*MR. STUART WORTLEY (Sheffield, Hallam)

said he had great difficulty in making up his mind how to vote on the very important question before the House. He, as chairman of the Committee which sat on the Private Bill Procedure (Scotland) Bill, took a very strong view that where a tribunal consisting of Members of the two Houses of Parliament had sat locally, the House should not, without an extremely strong reason, interfere with the decision which had been arrived at. To act otherwise would not be putting the Joint Committee in a proper position. He was bound to say, from the evidence given to the Select Committee that that Bill was not the class of Bill which that Committee expected would invariably be sent to Scotland at all. Although the company might be domiciled in Scotland, the shareholders might be resident in England or Wales, or even abroad, and even the property of the company was situated in another country. The only possible doubt in his mind was whether an injustice might not be done to, for instance, the shareholders of the company, who owing to the proceedings taking place in Edinburgh might not have received the necessary notices. He was, however, inclined to stop the proceeding on the Bill at that stage.

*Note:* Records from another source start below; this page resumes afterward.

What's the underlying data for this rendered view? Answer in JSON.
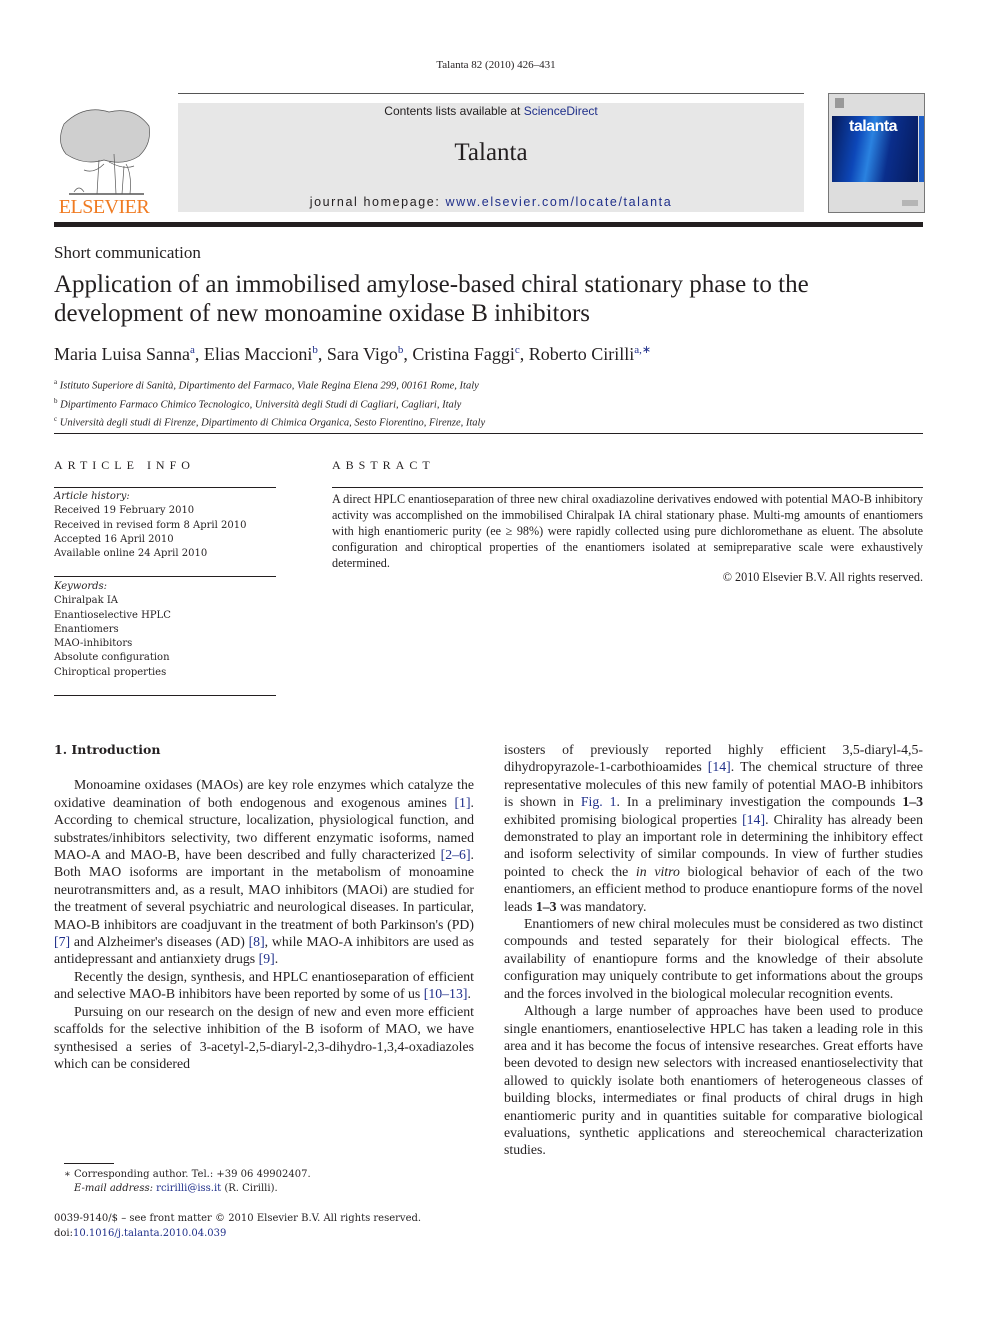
{
  "running_head": "Talanta 82 (2010) 426–431",
  "masthead": {
    "publisher_logo_text": "ELSEVIER",
    "contents_prefix": "Contents lists available at ",
    "contents_link": "ScienceDirect",
    "journal_name": "Talanta",
    "homepage_prefix": "journal homepage: ",
    "homepage_link": "www.elsevier.com/locate/talanta",
    "cover_title": "talanta"
  },
  "article": {
    "type": "Short communication",
    "title": "Application of an immobilised amylose-based chiral stationary phase to the development of new monoamine oxidase B inhibitors",
    "authors": [
      {
        "name": "Maria Luisa Sanna",
        "sup": "a"
      },
      {
        "name": "Elias Maccioni",
        "sup": "b"
      },
      {
        "name": "Sara Vigo",
        "sup": "b"
      },
      {
        "name": "Cristina Faggi",
        "sup": "c"
      },
      {
        "name": "Roberto Cirilli",
        "sup": "a,∗"
      }
    ],
    "affiliations": [
      {
        "key": "a",
        "text": "Istituto Superiore di Sanità, Dipartimento del Farmaco, Viale Regina Elena 299, 00161 Rome, Italy"
      },
      {
        "key": "b",
        "text": "Dipartimento Farmaco Chimico Tecnologico, Università degli Studi di Cagliari, Cagliari, Italy"
      },
      {
        "key": "c",
        "text": "Università degli studi di Firenze, Dipartimento di Chimica Organica, Sesto Fiorentino, Firenze, Italy"
      }
    ]
  },
  "article_info": {
    "label": "ARTICLE INFO",
    "history_head": "Article history:",
    "history": [
      "Received 19 February 2010",
      "Received in revised form 8 April 2010",
      "Accepted 16 April 2010",
      "Available online 24 April 2010"
    ],
    "keywords_head": "Keywords:",
    "keywords": [
      "Chiralpak IA",
      "Enantioselective HPLC",
      "Enantiomers",
      "MAO-inhibitors",
      "Absolute configuration",
      "Chiroptical properties"
    ]
  },
  "abstract": {
    "label": "ABSTRACT",
    "text": "A direct HPLC enantioseparation of three new chiral oxadiazoline derivatives endowed with potential MAO-B inhibitory activity was accomplished on the immobilised Chiralpak IA chiral stationary phase. Multi-mg amounts of enantiomers with high enantiomeric purity (ee ≥ 98%) were rapidly collected using pure dichloromethane as eluent. The absolute configuration and chiroptical properties of the enantiomers isolated at semipreparative scale were exhaustively determined.",
    "copyright": "© 2010 Elsevier B.V. All rights reserved."
  },
  "body": {
    "intro_heading": "1.  Introduction",
    "p1": {
      "a": "Monoamine oxidases (MAOs) are key role enzymes which catalyze the oxidative deamination of both endogenous and exogenous amines ",
      "c1": "[1]",
      "b": ". According to chemical structure, localization, physiological function, and substrates/inhibitors selectivity, two different enzymatic isoforms, named MAO-A and MAO-B, have been described and fully characterized ",
      "c2": "[2–6]",
      "c": ". Both MAO isoforms are important in the metabolism of monoamine neurotransmitters and, as a result, MAO inhibitors (MAOi) are studied for the treatment of several psychiatric and neurological diseases. In particular, MAO-B inhibitors are coadjuvant in the treatment of both Parkinson's (PD) ",
      "c3": "[7]",
      "d": " and Alzheimer's diseases (AD) ",
      "c4": "[8]",
      "e": ", while MAO-A inhibitors are used as antidepressant and antianxiety drugs ",
      "c5": "[9]",
      "f": "."
    },
    "p2": {
      "a": "Recently the design, synthesis, and HPLC enantioseparation of efficient and selective MAO-B inhibitors have been reported by some of us ",
      "c1": "[10–13]",
      "b": "."
    },
    "p3": {
      "a": "Pursuing on our research on the design of new and even more efficient scaffolds for the selective inhibition of the B isoform of MAO, we have synthesised a series of 3-acetyl-2,5-diaryl-2,3-dihydro-1,3,4-oxadiazoles which can be considered isosters of previously reported highly efficient 3,5-diaryl-4,5-dihydropyrazole-1-carbothioamides ",
      "c1": "[14]",
      "b": ". The chemical structure of three representative molecules of this new family of potential MAO-B inhibitors is shown in ",
      "fig": "Fig. 1",
      "c": ". In a preliminary investigation the compounds ",
      "bold1": "1–3",
      "d": " exhibited promising biological properties ",
      "c2": "[14]",
      "e": ". Chirality has already been demonstrated to play an important role in determining the inhibitory effect and isoform selectivity of similar compounds. In view of further studies pointed to check the ",
      "ital": "in vitro",
      "f": " biological behavior of each of the two enantiomers, an efficient method to produce enantiopure forms of the novel leads ",
      "bold2": "1–3",
      "g": " was mandatory."
    },
    "p4": "Enantiomers of new chiral molecules must be considered as two distinct compounds and tested separately for their biological effects. The availability of enantiopure forms and the knowledge of their absolute configuration may uniquely contribute to get informations about the groups and the forces involved in the biological molecular recognition events.",
    "p5": "Although a large number of approaches have been used to produce single enantiomers, enantioselective HPLC has taken a leading role in this area and it has become the focus of intensive researches. Great efforts have been devoted to design new selectors with increased enantioselectivity that allowed to quickly isolate both enantiomers of heterogeneous classes of building blocks, intermediates or final products of chiral drugs in high enantiomeric purity and in quantities suitable for comparative biological evaluations, synthetic applications and stereochemical characterization studies."
  },
  "footnote": {
    "marker": "∗",
    "corresponding": " Corresponding author. Tel.: +39 06 49902407.",
    "email_label": "E-mail address: ",
    "email": "rcirilli@iss.it",
    "email_suffix": " (R. Cirilli)."
  },
  "front_matter": {
    "issn_line": "0039-9140/$ – see front matter © 2010 Elsevier B.V. All rights reserved.",
    "doi_prefix": "doi:",
    "doi": "10.1016/j.talanta.2010.04.039"
  },
  "colors": {
    "link": "#1f2f8a",
    "elsevier_orange": "#f07b22",
    "masthead_bg": "#e7e7e7",
    "text": "#231f20"
  }
}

MR. DILLON (Mayo, E.)

said that what had occurred to-day had fully justified his action in calling attention to this Bill. The subject before the House was of more importance than many matters which engaged the attention of Parliament. His chief object in rising at all, after such an exhaustive discussion, was to explain the ground why, while agreeing thoroughly with hon. Members for Scotland, he was unable to vote with them. He was of opinion that Bills such as that before the House ought not to be decided locally at all. Bills dealing with the reconstruction of companies and Bills containing an omnibus clause of indemnity for actions which might have been breaches of the Company laws should not be referred to local tribunals. If the practice were to arise of sending such Bills to local tribunals to enable company promoters and directors to evade and defy the Companies Acts, the door would be open to all kinds of abuses. It was on that ground, namely the nature of the Bill, that he could not vote on the present motion. He might say that the discussion fully justified those Members of the Irish party who viewed with considerable doubt the proposal to extend the Scottish system of private Bill legislation to Ireland. When he ventured to call attention to the matter the other day, he was jumped upon by the Lord Advocate, and was accused in one sentence of being in blank ignorance of the provisions of the Act, and in the next of having taken an unduly active part in its discussion. These were inconsistent charges, but neither of them was true. The Irish Members, of necessity, took great interest in the working of the Scotch Private Bill Procedure Act, because they were promised or threatened with a similar system in their own country. The speech of the Lord Advocate, in which he expressed his bitter disappointment at the working of the Act, was a considerable justification for the action of the Irish Members in hesitating before going blindly for the extension of the system to Ireland. Whatever difficulties were experienced in working the system in Scotland, those difficulties would be increased tenfold in Ireland, and the discussion which had taken place had fully justified the attitude of the Irish Members.


said that, while the debate had not altered his own opinion, still, the opinion of the House was so obviously on one side that he would ask his hon. friend to withdraw his motion.


said that in view of the opinion of the House, he asked leave to withdraw his motion. ["No, No."]

Question put and negatived.

Bill to be considered to-morrow.